So, this is not an uninvolved process. It needs proper setup and configuration to be reliable and secure (e.g., always use strong passwords, and two-factor authentication where possible). But in these times of lockdown and social isolation, how much more isolated would you feel without being able to communicate to friends and loved-ones? Especially if you can’t hear anyone over a webcam and laptop speakers?
When we’ve finished, I see a smile on my father’s face that’s worth any amount of technical fiddling…
… and we make our arrangements to see each other again in a day or so.
Once completed, the session should be closed by leaving the meeting on the remote computer first. Click on the [Leave] button in the Zoom session…
… then, click on the [End Meeting for All] button..
Once back at the TeamViewer remote computer desktop, clicking on the Actions menu item, the End session and End session and lock remote computer sub-menus, leaves the remote computer in a ready state, waiting for your next connection.
Caveats, or Windows Update Needs to Die. Abruptly.
Whatever you do, however cleverly you do it, Windows Update will always screw up a PC eventually. When this happens, you will be left with a PC that needs to be physically powered down then up again at the remote end. If you’re lucky, that’s all it will need. There is no way around this, and it will happen. Have somebody you can ask to do the physical power-cycling. Clearly label power keys, plugs and sockets, and make it as simple as possible in advance, that’s all you can do to mitigate. Mac’s and Linux boxes have problems too, just not Windows Update; which should be shot. Twice. With large caliber bullets. Then drowned, just to make sure.

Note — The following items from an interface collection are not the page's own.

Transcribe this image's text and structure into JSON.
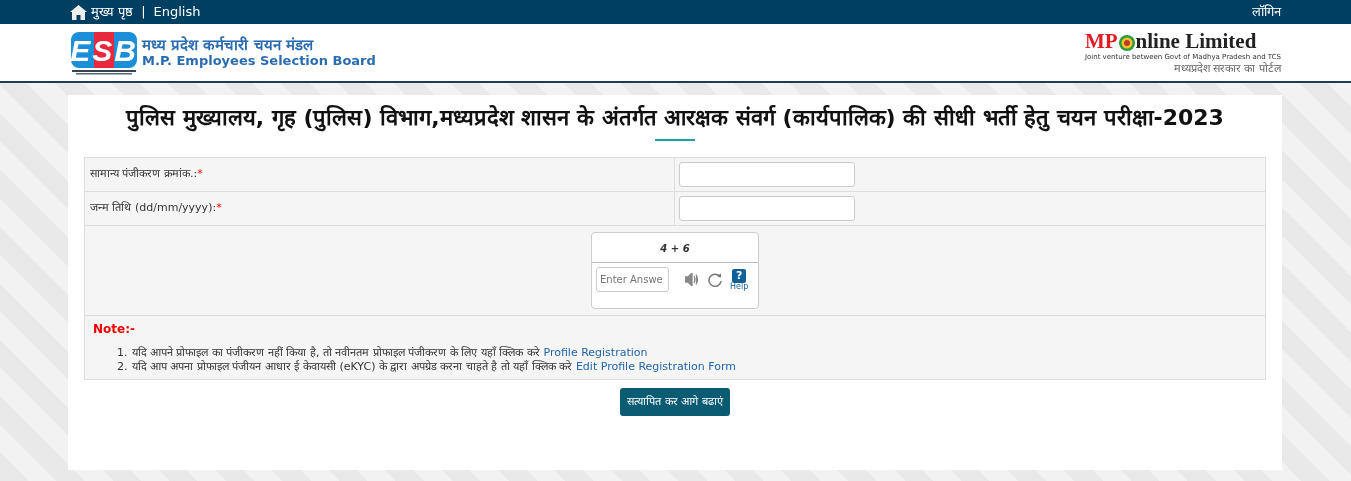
{
  "top_bar": {
    "home_link": "मुख्य पृष्ठ",
    "separator": "|",
    "language_link": "English",
    "login_link": "लॉगिन"
  },
  "header": {
    "esb_logo": {
      "letters": "ESB",
      "name_hindi": "मध्य प्रदेश कर्मचारी चयन मंडल",
      "name_english": "M.P. Employees Selection Board"
    },
    "mponline_logo": {
      "prefix": "MP",
      "suffix": "nline Limited",
      "subline": "Joint venture between Govt of Madhya Pradesh and TCS",
      "tagline": "मध्यप्रदेश सरकार का पोर्टल"
    }
  },
  "page_title": "पुलिस मुख्यालय, गृह (पुलिस) विभाग,मध्यप्रदेश शासन के अंतर्गत आरक्षक संवर्ग (कार्यपालिक) की सीधी भर्ती हेतु चयन परीक्षा-2023",
  "form": {
    "fields": [
      {
        "label": "सामान्य पंजीकरण क्रमांक.:",
        "required_mark": "*"
      },
      {
        "label": "जन्म तिथि (dd/mm/yyyy):",
        "required_mark": "*"
      }
    ],
    "captcha": {
      "expression": "4 + 6",
      "answer_placeholder": "Enter Answe",
      "help_label": "Help",
      "help_glyph": "?"
    },
    "note": {
      "heading": "Note:-",
      "items": [
        {
          "number": "1.",
          "text": "यदि आपने प्रोफाइल का पंजीकरण नहीं किया है, तो नवीनतम प्रोफाइल पंजीकरण के लिए यहाँ क्लिक करे",
          "link": "Profile Registration"
        },
        {
          "number": "2.",
          "text": "यदि आप अपना प्रोफाइल पंजीयन आधार ई केवायसी (eKYC) के द्वारा अपग्रेड करना चाहते है तो यहाँ क्लिक करे",
          "link": "Edit Profile Registration Form"
        }
      ]
    },
    "submit_button": "सत्यापित कर आगे बढाएं"
  }
}
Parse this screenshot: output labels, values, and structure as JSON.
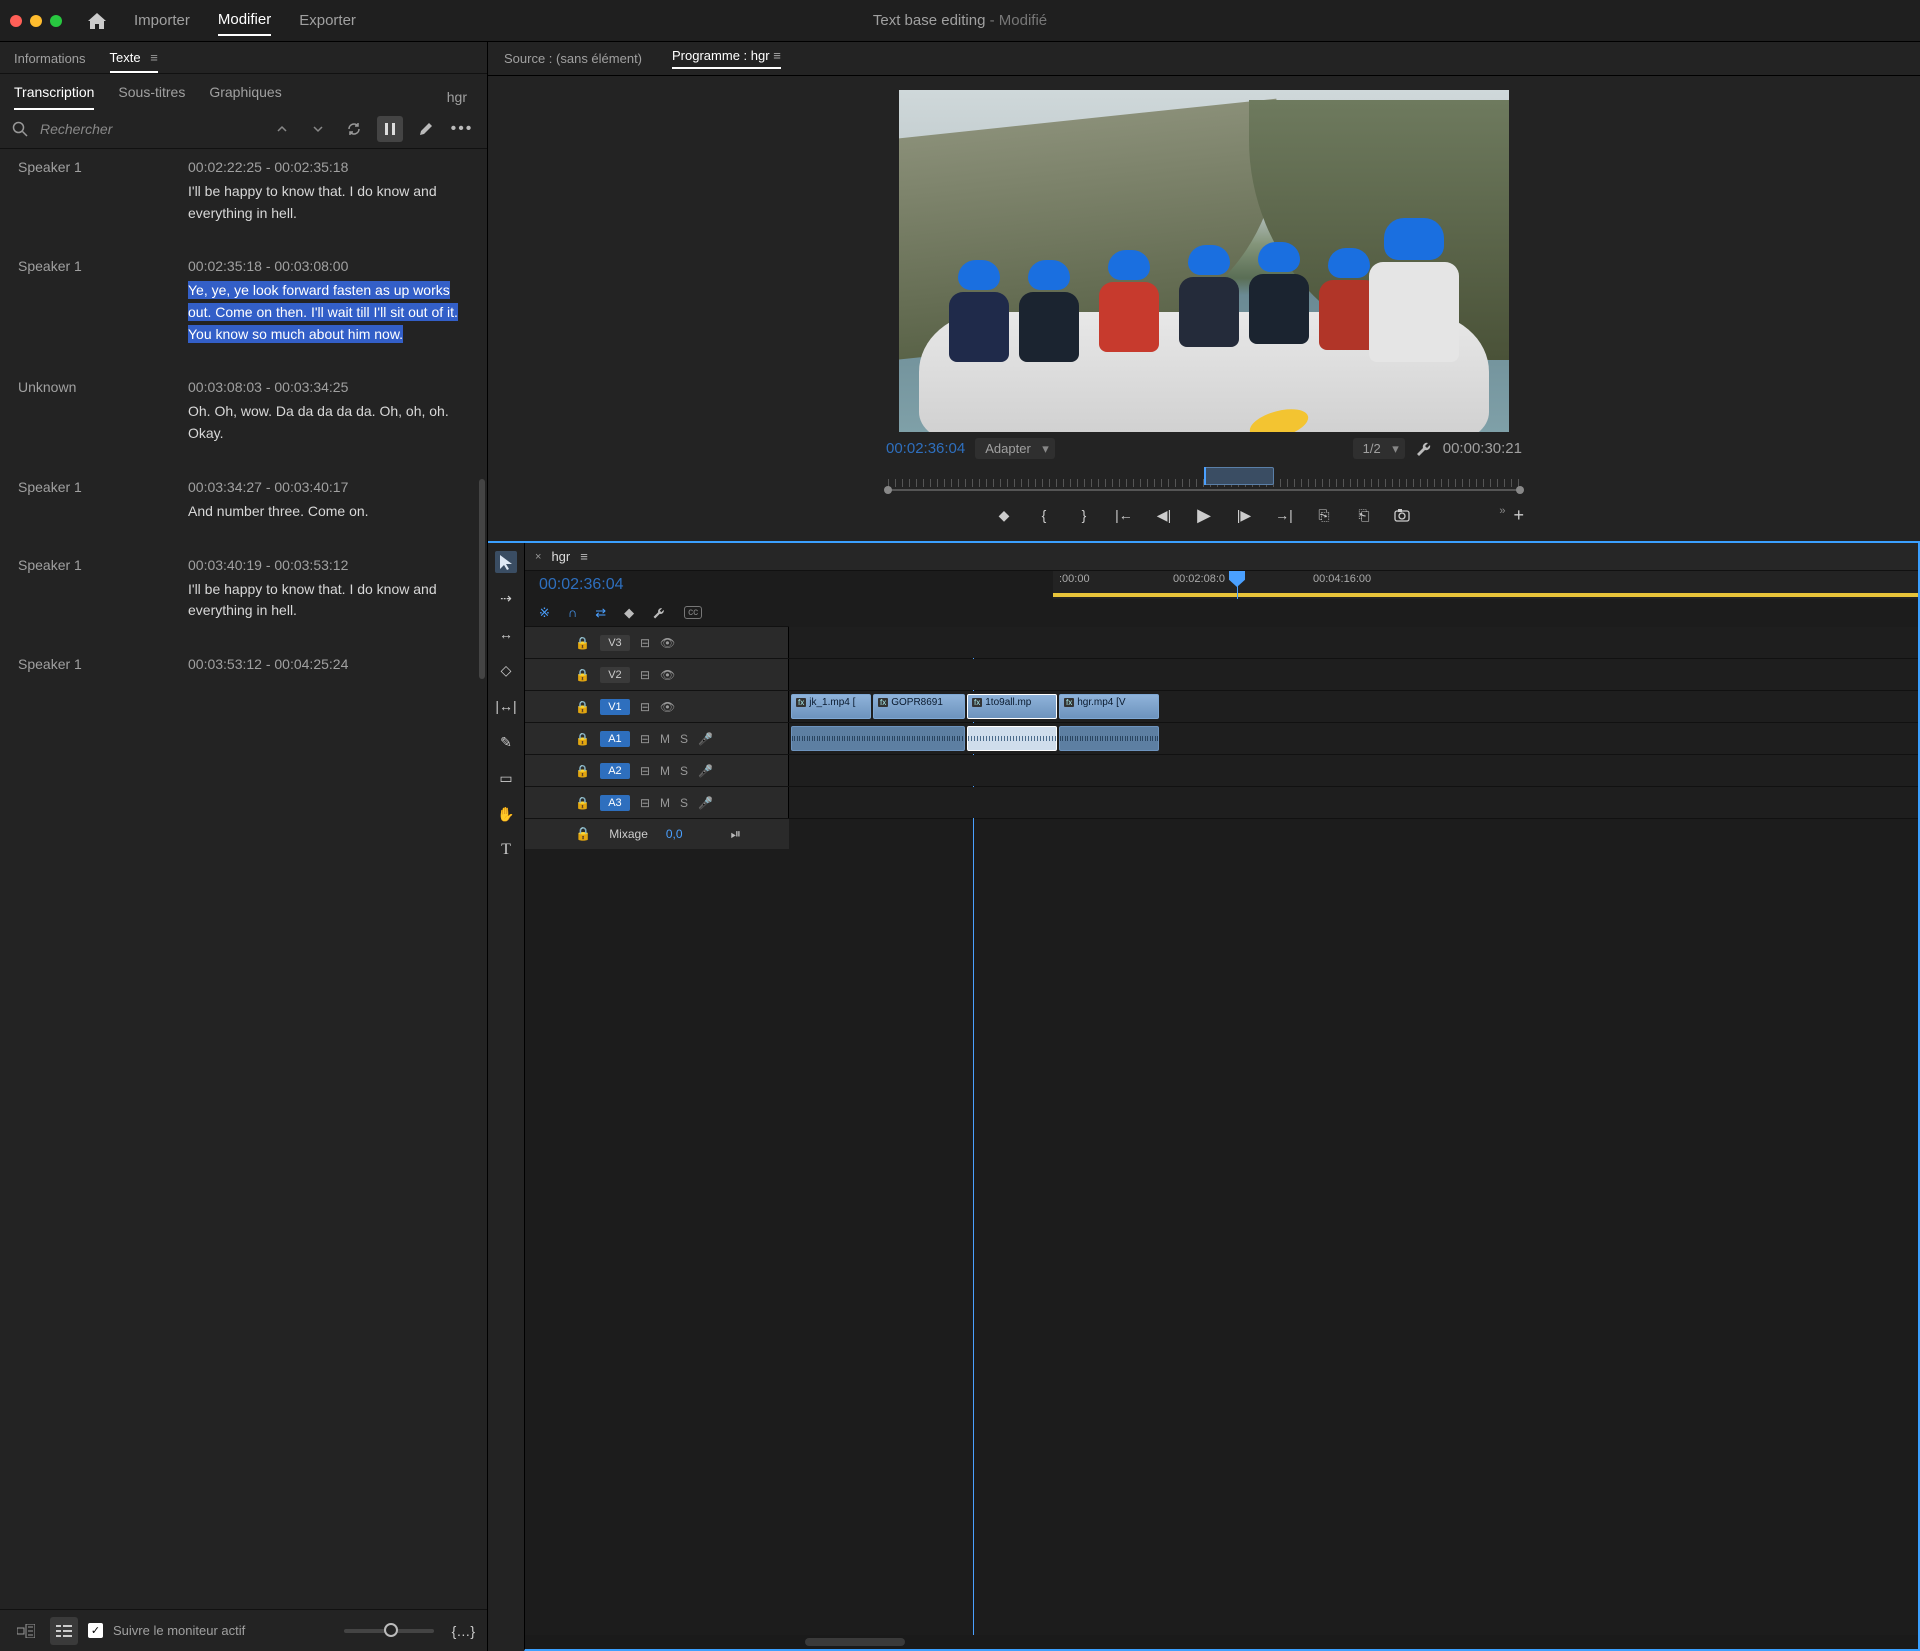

Actually, I suppose you could also invest in what is known as a Smart UPS (Uninterruptible Power Supply), which might let you power cycle everything remotely, but that’s adding more expense and complexity. Probably better to be able to message the gardener or somebody to do it for you the next time they’re over there.
An Alternative to TeamViewer
Because TeamViewer can also be a pain in the backside. If you fall foul of TeamViewer’s expected patterns of use for personal users (i.e., anyone not using their software as part of a business), then your account will be summarily suspended, and you will have to e-mail them, setting out your case for why you use the software the way you do, and please could they reinstate your account. I have had to do this about four or five times now, and it takes several days each time. On each occasion, my father fails to understand what’s going on, and all he knows is that I don’t call him on the video-thing-in-the-corner-of-the-room. That upsets me, and probably him, but he never complains.
A great alternative to TeamViewer, also free for personal use, just as stable, just as fast, possibly even better than TeamViewer, is AnyDesk.
AnyDesk works pretty much exactly like TeamViewer. You need to set up unattended access when you first install the software on the intended destination/remote PC, and you need to use the software generated ID numbers in order to connect the controller to the remote computer.
But the good news is, it’s all fairly simple, and the tutorials and resources available to guide you through setup and configuration are easy to follow.
Remote-controlling another computer over the internet is made as simple as possible by software such as TeamViewer and AnyDesk, but it’s not the sort of thing that is ever likely to be one click and your done. It takes some configuration, preferably by someone who knows how to automate things and keep them secure (proper passwords people!). Even then, technical glitches like remote power issues, internet, or software malfunction can ruin your day and require someone a little knowledgeable to be on-site.
Web-conferencing as a business tool has probably exhausted an awful lot of us over the last year, but for personal use in times of pandemic isolation, it can keep friends and families talking, even over thousands of miles of ocean.
Now what more could anybody ask of a little pen and ink than that?